### Information
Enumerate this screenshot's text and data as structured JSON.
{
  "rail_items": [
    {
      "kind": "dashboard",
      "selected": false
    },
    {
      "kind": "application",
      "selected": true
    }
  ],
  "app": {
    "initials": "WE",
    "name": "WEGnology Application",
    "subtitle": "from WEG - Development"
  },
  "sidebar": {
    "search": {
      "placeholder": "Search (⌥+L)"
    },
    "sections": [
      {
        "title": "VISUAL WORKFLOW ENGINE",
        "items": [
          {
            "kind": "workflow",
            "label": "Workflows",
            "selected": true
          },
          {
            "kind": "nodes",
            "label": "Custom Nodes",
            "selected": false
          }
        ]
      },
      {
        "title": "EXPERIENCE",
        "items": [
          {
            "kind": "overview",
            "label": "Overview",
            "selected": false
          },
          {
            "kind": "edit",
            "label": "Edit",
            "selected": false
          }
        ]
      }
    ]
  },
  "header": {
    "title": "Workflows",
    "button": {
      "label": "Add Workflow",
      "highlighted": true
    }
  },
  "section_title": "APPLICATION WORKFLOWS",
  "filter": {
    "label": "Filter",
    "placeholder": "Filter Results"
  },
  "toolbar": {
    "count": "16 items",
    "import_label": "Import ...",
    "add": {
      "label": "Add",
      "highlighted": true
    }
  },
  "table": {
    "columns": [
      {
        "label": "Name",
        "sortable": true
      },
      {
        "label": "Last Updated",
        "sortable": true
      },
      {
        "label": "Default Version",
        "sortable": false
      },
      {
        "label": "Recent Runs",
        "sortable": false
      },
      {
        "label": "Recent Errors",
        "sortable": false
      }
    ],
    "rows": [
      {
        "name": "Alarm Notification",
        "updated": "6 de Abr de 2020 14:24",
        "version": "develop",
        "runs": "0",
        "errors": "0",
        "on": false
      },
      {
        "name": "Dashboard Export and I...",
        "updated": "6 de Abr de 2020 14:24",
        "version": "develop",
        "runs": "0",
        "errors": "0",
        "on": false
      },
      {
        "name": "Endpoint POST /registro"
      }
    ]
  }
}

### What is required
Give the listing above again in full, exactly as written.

### Your response
Enumerate this screenshot's text and data as structured JSON.
{
  "rail_items": [
    {
      "kind": "dashboard",
      "selected": false
    },
    {
      "kind": "application",
      "selected": true
    }
  ],
  "app": {
    "initials": "WE",
    "name": "WEGnology Application",
    "subtitle": "from WEG - Development"
  },
  "sidebar": {
    "search": {
      "placeholder": "Search (⌥+L)"
    },
    "sections": [
      {
        "title": "VISUAL WORKFLOW ENGINE",
        "items": [
          {
            "kind": "workflow",
            "label": "Workflows",
            "selected": true
          },
          {
            "kind": "nodes",
            "label": "Custom Nodes",
            "selected": false
          }
        ]
      },
      {
        "title": "EXPERIENCE",
        "items": [
          {
            "kind": "overview",
            "label": "Overview",
            "selected": false
          },
          {
            "kind": "edit",
            "label": "Edit",
            "selected": false
          }
        ]
      }
    ]
  },
  "header": {
    "title": "Workflows",
    "button": {
      "label": "Add Workflow",
      "highlighted": true
    }
  },
  "section_title": "APPLICATION WORKFLOWS",
  "filter": {
    "label": "Filter",
    "placeholder": "Filter Results"
  },
  "toolbar": {
    "count": "16 items",
    "import_label": "Import ...",
    "add": {
      "label": "Add",
      "highlighted": true
    }
  },
  "table": {
    "columns": [
      {
        "label": "Name",
        "sortable": true
      },
      {
        "label": "Last Updated",
        "sortable": true
      },
      {
        "label": "Default Version",
        "sortable": false
      },
      {
        "label": "Recent Runs",
        "sortable": false
      },
      {
        "label": "Recent Errors",
        "sortable": false
      }
    ],
    "rows": [
      {
        "name": "Alarm Notification",
        "updated": "6 de Abr de 2020 14:24",
        "version": "develop",
        "runs": "0",
        "errors": "0",
        "on": false
      },
      {
        "name": "Dashboard Export and I...",
        "updated": "6 de Abr de 2020 14:24",
        "version": "develop",
        "runs": "0",
        "errors": "0",
        "on": false
      },
      {
        "name": "Endpoint POST /registro"
      }
    ]
  }
}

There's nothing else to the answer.